H/t reader squodgy:
“Like I said before, Cat’s products form the first stage of any large project.
If they have no orders, nobody has any orders & we grind to a halt.
When that happens, we all stand there looking at each other.
Then all hell breaks loose.”
And again, this is the Greatest Depression.
Most cats bounce at least once when they die, but not this one: after CAT posted its first annual drop in retail sales in December of 2012, it has failed to see a rise in retail sales even once.
In fact, since then Caterpillar has seen 34 consecutive months of declining global sales, and 11 consecutive months of double digit declines!
Why is this important? Because a month ago we asked: “What On Earth Is Going On With Caterpillar Sales?”
We have been covering the ongoing collapse in global manufacturing as tracked by Caterpillar retail sales for so long that there is nothing much to add.
Below we show the latest monthly data from CAT which is once again in negative territory across the board, but more importantly, the global headline retail drop (down another 11% in August) has been contracting for 33 consecutive months! This is not a recession; in fact the nearly 3 year constant contraction – the longest negative stretch in company history – is beyond what most economists would deem a depression.
We got the answer just three days later when the industrial bellwether confirmed the world is now in an industrial recession, when it not only slashed its earnings outlook, but announced it would fire a record 10,000.
Moments ago, CAT reported its latest monthly retail sales and they were even worse than last month: in the month of September there was not a single region that posted either a increase of an unchanged print. This was the first month in all of 2015 in which every region posted a drop.
Putting CAT’s result in context, the Great Financial Crisis resulted in 19 consecutive months of sales declines.

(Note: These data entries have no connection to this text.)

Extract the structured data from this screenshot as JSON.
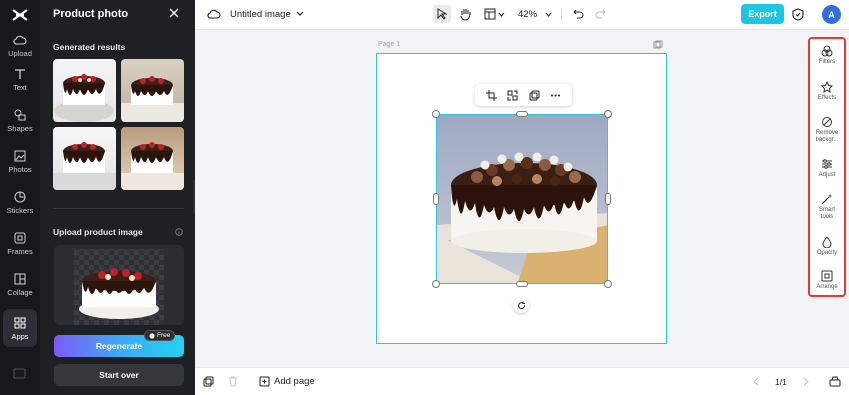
{
  "rail": {
    "items": [
      {
        "label": "Upload",
        "icon": "cloud-upload-icon"
      },
      {
        "label": "Text",
        "icon": "text-icon"
      },
      {
        "label": "Shapes",
        "icon": "shapes-icon"
      },
      {
        "label": "Photos",
        "icon": "photos-icon"
      },
      {
        "label": "Stickers",
        "icon": "stickers-icon"
      },
      {
        "label": "Frames",
        "icon": "frames-icon"
      },
      {
        "label": "Collage",
        "icon": "collage-icon"
      },
      {
        "label": "Apps",
        "icon": "apps-icon"
      }
    ]
  },
  "panel": {
    "title": "Product photo",
    "generated_label": "Generated results",
    "upload_label": "Upload product image",
    "regenerate": "Regenerate",
    "free_badge": "Free",
    "start_over": "Start over"
  },
  "topbar": {
    "doc_title": "Untitled image",
    "zoom": "42%",
    "export": "Export",
    "avatar": "A"
  },
  "canvas": {
    "page_label": "Page 1"
  },
  "right_tools": [
    {
      "label": "Filters",
      "icon": "filters-icon"
    },
    {
      "label": "Effects",
      "icon": "effects-icon"
    },
    {
      "label": "Remove backgr...",
      "icon": "remove-background-icon"
    },
    {
      "label": "Adjust",
      "icon": "adjust-icon"
    },
    {
      "label": "Smart tools",
      "icon": "smart-tools-icon"
    },
    {
      "label": "Opacity",
      "icon": "opacity-icon"
    },
    {
      "label": "Arrange",
      "icon": "arrange-icon"
    }
  ],
  "bottombar": {
    "add_page": "Add page",
    "page_count": "1/1"
  },
  "colors": {
    "accent": "#1ec6e6",
    "selection": "#2ec5e2",
    "highlight": "#e53935"
  }
}
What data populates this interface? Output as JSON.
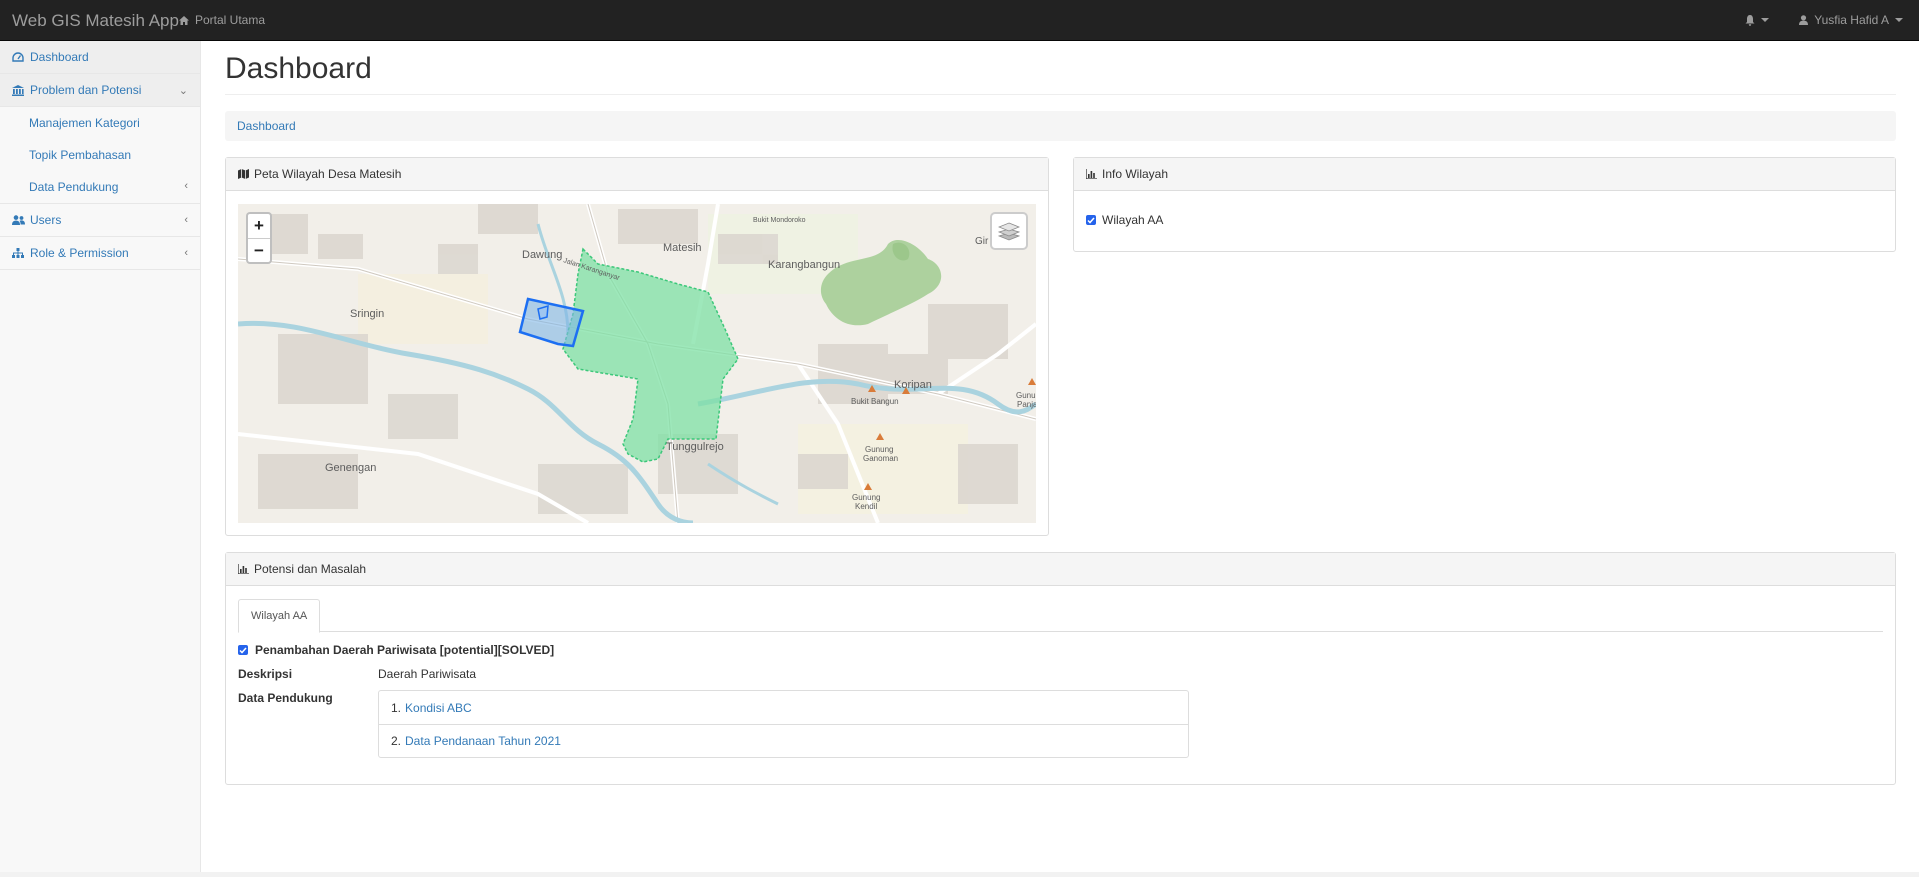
{
  "navbar": {
    "brand": "Web GIS Matesih App",
    "portal_link": "Portal Utama",
    "user_name": "Yusfia Hafid A"
  },
  "sidebar": {
    "items": [
      {
        "label": "Dashboard",
        "icon": "dashboard-icon"
      },
      {
        "label": "Problem dan Potensi",
        "icon": "bank-icon",
        "sub": [
          {
            "label": "Manajemen Kategori"
          },
          {
            "label": "Topik Pembahasan"
          },
          {
            "label": "Data Pendukung"
          }
        ]
      },
      {
        "label": "Users",
        "icon": "users-icon"
      },
      {
        "label": "Role & Permission",
        "icon": "sitemap-icon"
      }
    ]
  },
  "page": {
    "title": "Dashboard",
    "breadcrumb": "Dashboard"
  },
  "map_panel": {
    "title": "Peta Wilayah Desa Matesih",
    "zoom_in": "+",
    "zoom_out": "−",
    "labels": {
      "dawung": "Dawung",
      "matesih": "Matesih",
      "karangbangun": "Karangbangun",
      "sringin": "Sringin",
      "koripan": "Koripan",
      "bukit_bangun": "Bukit Bangun",
      "tunggulrejo": "Tunggulrejo",
      "gunung_ganoman_1": "Gunung",
      "gunung_ganoman_2": "Ganoman",
      "gunung_kendil_1": "Gunung",
      "gunung_kendil_2": "Kendil",
      "genengan": "Genengan",
      "jalan": "Jalan Karanganyar",
      "bukit_mondoroko": "Bukit Mondoroko",
      "gir": "Gir",
      "gunung_panjang_1": "Gunu",
      "gunung_panjang_2": "Panja"
    },
    "colors": {
      "region_fill": "#7ee0a4",
      "region_stroke": "#3cc77a",
      "parcel_stroke": "#1d6ff2"
    }
  },
  "info_panel": {
    "title": "Info Wilayah",
    "checkbox_label": "Wilayah AA",
    "checked": true
  },
  "potensi_panel": {
    "title": "Potensi dan Masalah",
    "tab": "Wilayah AA",
    "item_title": "Penambahan Daerah Pariwisata [potential][SOLVED]",
    "desc_label": "Deskripsi",
    "desc_value": "Daerah Pariwisata",
    "data_label": "Data Pendukung",
    "data_items": [
      {
        "num": "1.",
        "link": "Kondisi ABC"
      },
      {
        "num": "2.",
        "link": "Data Pendanaan Tahun 2021"
      }
    ]
  }
}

We are currently at 34 months and showing no signs of any pick up.
As such, based on CAT’s ongoing shockingly bad retail sales we wonder if it is no longer merely a global recession: perhaps that time has come to call it what it really is – a global industrial (at first) depression, which has so far been hidden from plain view thanks to $13 trillion in central bank liquidity, whose marginal impact is evaporating by the day and a Chinese credit machine which recently hit a brick wall.